■ Collection entries ■
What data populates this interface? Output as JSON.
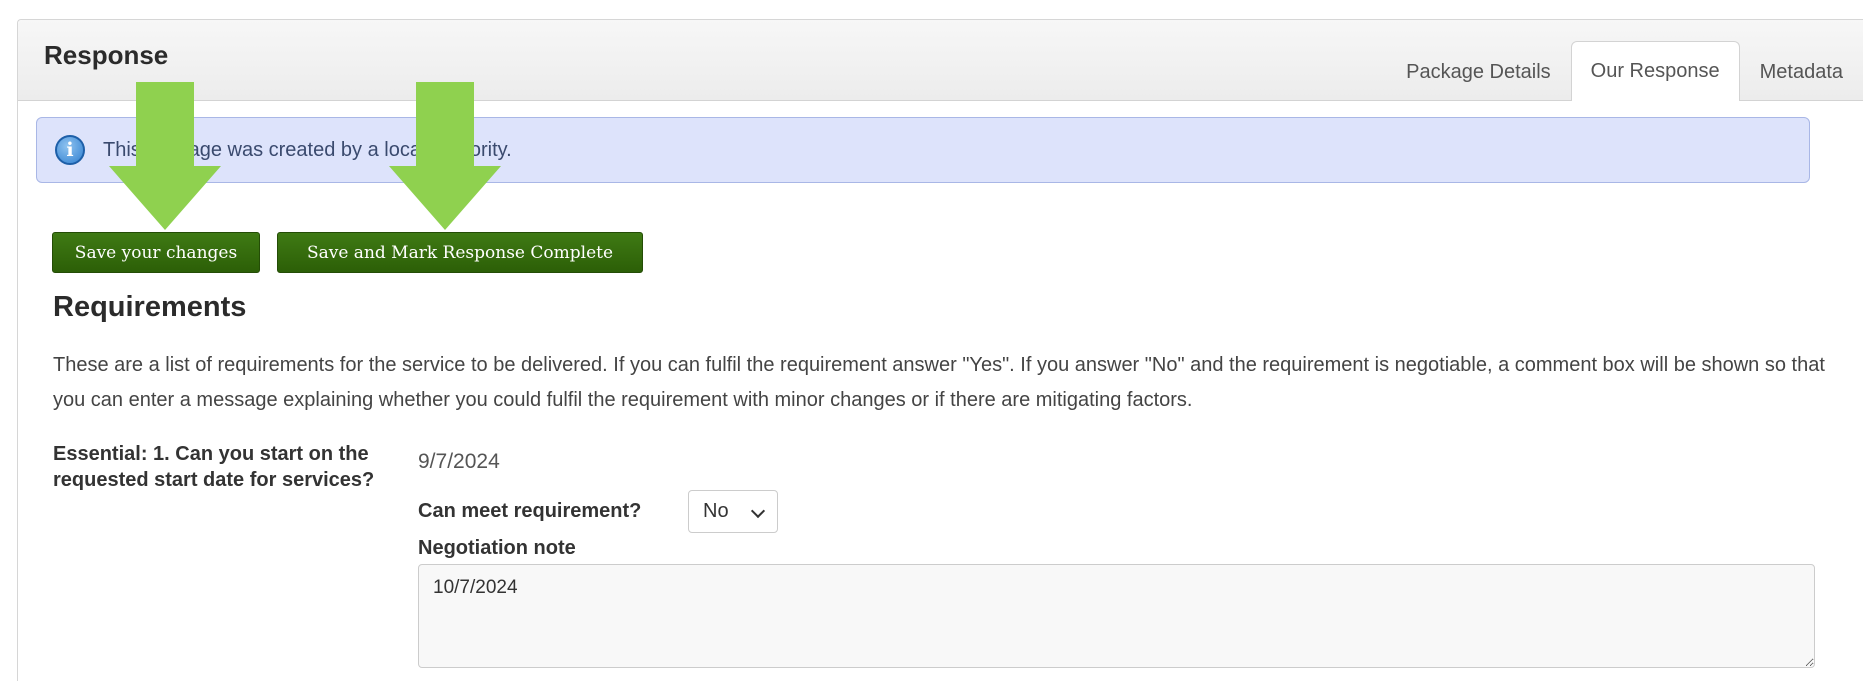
{
  "panel": {
    "title": "Response",
    "tabs": [
      {
        "label": "Package Details",
        "active": false
      },
      {
        "label": "Our Response",
        "active": true
      },
      {
        "label": "Metadata",
        "active": false
      }
    ]
  },
  "alert": {
    "icon": "info-icon",
    "icon_glyph": "i",
    "text": "This package was created by a local authority."
  },
  "actions": {
    "save_label": "Save your changes",
    "complete_label": "Save and Mark Response Complete"
  },
  "requirements": {
    "title": "Requirements",
    "description": "These are a list of requirements for the service to be delivered. If you can fulfil the requirement answer \"Yes\". If you answer \"No\" and the requirement is negotiable, a comment box will be shown so that you can enter a message explaining whether you could fulfil the requirement with minor changes or if there are mitigating factors.",
    "items": [
      {
        "label": "Essential: 1. Can you start on the requested start date for services?",
        "date": "9/7/2024",
        "can_meet_label": "Can meet requirement?",
        "can_meet_value": "No",
        "negotiation_label": "Negotiation note",
        "negotiation_value": "10/7/2024"
      }
    ]
  },
  "colors": {
    "button_green": "#2c5f07",
    "alert_bg": "#dde3fb",
    "annotation_arrow": "#8fd14f"
  }
}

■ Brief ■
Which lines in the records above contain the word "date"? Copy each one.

■ Response ■
        "label": "Essential: 1. Can you start on the requested start date for services?",
        "date": "9/7/2024",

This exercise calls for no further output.